TASK DETAILS: Each line that contains the string "tchop" counts once; report how many such lines appear in the data, as a number only.

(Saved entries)
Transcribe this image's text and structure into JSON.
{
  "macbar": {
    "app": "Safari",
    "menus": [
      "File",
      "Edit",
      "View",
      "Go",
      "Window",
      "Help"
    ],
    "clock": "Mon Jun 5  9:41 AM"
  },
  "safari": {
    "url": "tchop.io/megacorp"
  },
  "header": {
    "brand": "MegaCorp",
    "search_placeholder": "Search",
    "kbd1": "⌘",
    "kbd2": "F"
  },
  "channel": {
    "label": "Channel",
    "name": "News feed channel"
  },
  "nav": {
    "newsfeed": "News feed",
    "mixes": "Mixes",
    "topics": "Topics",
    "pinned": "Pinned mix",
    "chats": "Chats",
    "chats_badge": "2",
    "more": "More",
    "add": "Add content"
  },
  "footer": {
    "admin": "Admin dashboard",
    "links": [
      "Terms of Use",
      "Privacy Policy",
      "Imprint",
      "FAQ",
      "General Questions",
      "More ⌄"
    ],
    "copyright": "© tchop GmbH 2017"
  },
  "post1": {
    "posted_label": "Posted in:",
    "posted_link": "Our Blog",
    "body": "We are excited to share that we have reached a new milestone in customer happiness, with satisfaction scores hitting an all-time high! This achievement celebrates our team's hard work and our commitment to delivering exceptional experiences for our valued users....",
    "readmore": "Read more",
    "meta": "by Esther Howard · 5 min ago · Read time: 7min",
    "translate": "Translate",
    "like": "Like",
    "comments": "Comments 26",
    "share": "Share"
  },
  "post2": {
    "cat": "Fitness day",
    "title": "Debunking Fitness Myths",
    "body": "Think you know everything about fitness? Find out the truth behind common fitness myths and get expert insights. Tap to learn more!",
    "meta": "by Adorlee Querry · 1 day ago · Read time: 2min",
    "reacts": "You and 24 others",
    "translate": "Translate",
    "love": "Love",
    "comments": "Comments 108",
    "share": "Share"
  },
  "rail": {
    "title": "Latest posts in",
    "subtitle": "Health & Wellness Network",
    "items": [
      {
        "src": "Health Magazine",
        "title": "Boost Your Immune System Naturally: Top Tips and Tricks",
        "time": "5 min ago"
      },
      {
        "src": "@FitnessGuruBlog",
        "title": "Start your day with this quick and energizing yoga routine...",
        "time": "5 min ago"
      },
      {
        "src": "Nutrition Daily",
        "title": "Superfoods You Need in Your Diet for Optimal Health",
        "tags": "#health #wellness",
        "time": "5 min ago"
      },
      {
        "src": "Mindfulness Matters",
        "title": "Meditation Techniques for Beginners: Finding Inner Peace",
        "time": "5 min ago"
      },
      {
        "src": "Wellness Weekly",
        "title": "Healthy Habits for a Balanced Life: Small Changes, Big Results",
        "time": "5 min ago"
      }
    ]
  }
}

WORKED SOLUTION: 2